--- Records for this exercise Enclosed Below ---
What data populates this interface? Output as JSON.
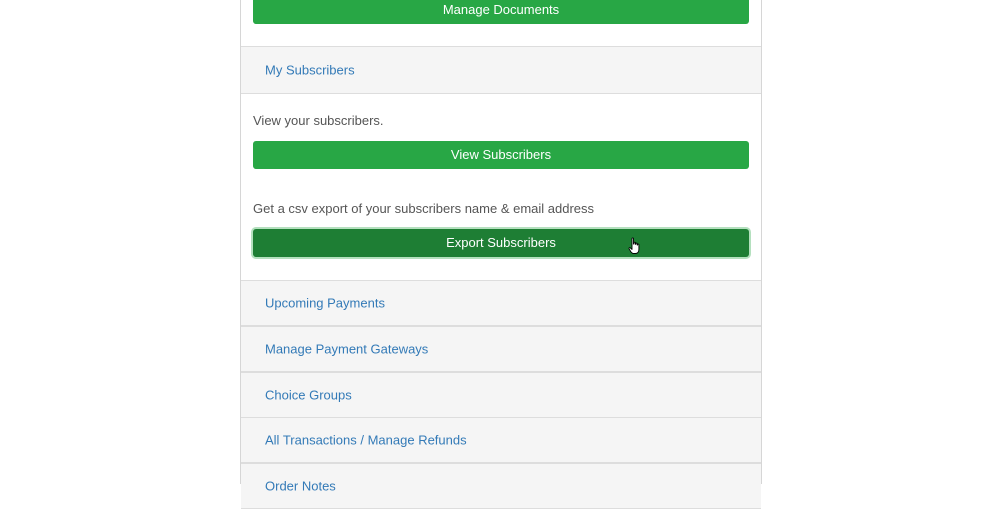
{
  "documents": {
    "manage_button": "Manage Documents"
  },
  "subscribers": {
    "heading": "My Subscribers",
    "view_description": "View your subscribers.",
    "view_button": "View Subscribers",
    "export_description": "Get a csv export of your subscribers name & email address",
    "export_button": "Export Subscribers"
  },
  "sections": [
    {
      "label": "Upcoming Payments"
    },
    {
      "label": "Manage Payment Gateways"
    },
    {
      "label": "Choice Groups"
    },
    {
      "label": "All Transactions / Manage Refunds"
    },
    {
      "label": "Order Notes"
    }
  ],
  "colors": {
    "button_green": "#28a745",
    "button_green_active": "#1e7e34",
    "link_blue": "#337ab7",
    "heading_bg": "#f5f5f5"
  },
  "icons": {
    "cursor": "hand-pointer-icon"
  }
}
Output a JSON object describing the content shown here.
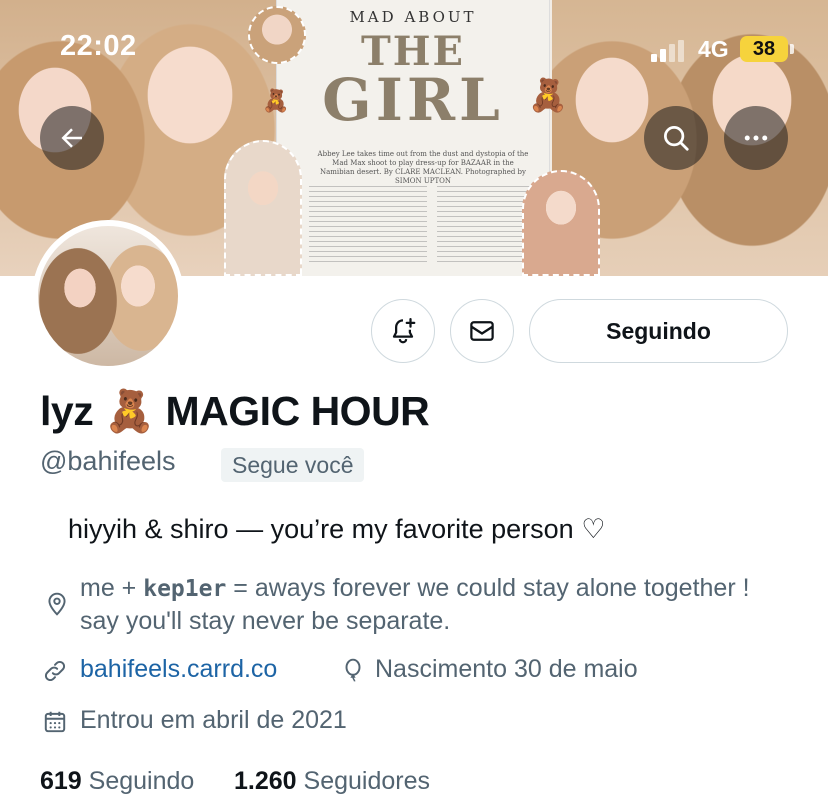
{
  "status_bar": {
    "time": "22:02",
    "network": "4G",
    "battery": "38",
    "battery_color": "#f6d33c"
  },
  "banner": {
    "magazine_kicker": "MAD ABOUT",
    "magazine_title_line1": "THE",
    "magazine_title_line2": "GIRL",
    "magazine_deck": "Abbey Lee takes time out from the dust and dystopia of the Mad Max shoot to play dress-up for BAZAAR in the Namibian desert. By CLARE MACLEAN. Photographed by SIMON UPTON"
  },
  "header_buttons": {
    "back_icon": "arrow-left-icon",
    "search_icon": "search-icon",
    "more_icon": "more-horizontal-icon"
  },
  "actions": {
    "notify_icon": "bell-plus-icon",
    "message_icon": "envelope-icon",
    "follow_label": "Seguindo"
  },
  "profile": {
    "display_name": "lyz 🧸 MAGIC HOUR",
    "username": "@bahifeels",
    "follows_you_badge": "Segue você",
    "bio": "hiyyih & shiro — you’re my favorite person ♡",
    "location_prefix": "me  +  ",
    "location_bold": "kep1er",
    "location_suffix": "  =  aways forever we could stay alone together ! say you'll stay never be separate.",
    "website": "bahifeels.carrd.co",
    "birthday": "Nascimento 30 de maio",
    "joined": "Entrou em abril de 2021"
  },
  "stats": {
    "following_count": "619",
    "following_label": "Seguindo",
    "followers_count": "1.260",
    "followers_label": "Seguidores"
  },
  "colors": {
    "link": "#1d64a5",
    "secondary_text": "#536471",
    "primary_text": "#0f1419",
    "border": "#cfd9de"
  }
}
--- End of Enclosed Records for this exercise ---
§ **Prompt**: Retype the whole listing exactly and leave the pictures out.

§ **Written answer**:
What data populates this interface? Output as JSON.
{
  "documents": {
    "manage_button": "Manage Documents"
  },
  "subscribers": {
    "heading": "My Subscribers",
    "view_description": "View your subscribers.",
    "view_button": "View Subscribers",
    "export_description": "Get a csv export of your subscribers name & email address",
    "export_button": "Export Subscribers"
  },
  "sections": [
    {
      "label": "Upcoming Payments"
    },
    {
      "label": "Manage Payment Gateways"
    },
    {
      "label": "Choice Groups"
    },
    {
      "label": "All Transactions / Manage Refunds"
    },
    {
      "label": "Order Notes"
    }
  ],
  "colors": {
    "button_green": "#28a745",
    "button_green_active": "#1e7e34",
    "link_blue": "#337ab7",
    "heading_bg": "#f5f5f5"
  },
  "icons": {
    "cursor": "hand-pointer-icon"
  }
}
Output a JSON object describing the content shown here.
{
  "status_bar": {
    "time": "22:02",
    "network": "4G",
    "battery": "38",
    "battery_color": "#f6d33c"
  },
  "banner": {
    "magazine_kicker": "MAD ABOUT",
    "magazine_title_line1": "THE",
    "magazine_title_line2": "GIRL",
    "magazine_deck": "Abbey Lee takes time out from the dust and dystopia of the Mad Max shoot to play dress-up for BAZAAR in the Namibian desert. By CLARE MACLEAN. Photographed by SIMON UPTON"
  },
  "header_buttons": {
    "back_icon": "arrow-left-icon",
    "search_icon": "search-icon",
    "more_icon": "more-horizontal-icon"
  },
  "actions": {
    "notify_icon": "bell-plus-icon",
    "message_icon": "envelope-icon",
    "follow_label": "Seguindo"
  },
  "profile": {
    "display_name": "lyz 🧸 MAGIC HOUR",
    "username": "@bahifeels",
    "follows_you_badge": "Segue você",
    "bio": "hiyyih & shiro — you’re my favorite person ♡",
    "location_prefix": "me  +  ",
    "location_bold": "kep1er",
    "location_suffix": "  =  aways forever we could stay alone together ! say you'll stay never be separate.",
    "website": "bahifeels.carrd.co",
    "birthday": "Nascimento 30 de maio",
    "joined": "Entrou em abril de 2021"
  },
  "stats": {
    "following_count": "619",
    "following_label": "Seguindo",
    "followers_count": "1.260",
    "followers_label": "Seguidores"
  },
  "colors": {
    "link": "#1d64a5",
    "secondary_text": "#536471",
    "primary_text": "#0f1419",
    "border": "#cfd9de"
  }
}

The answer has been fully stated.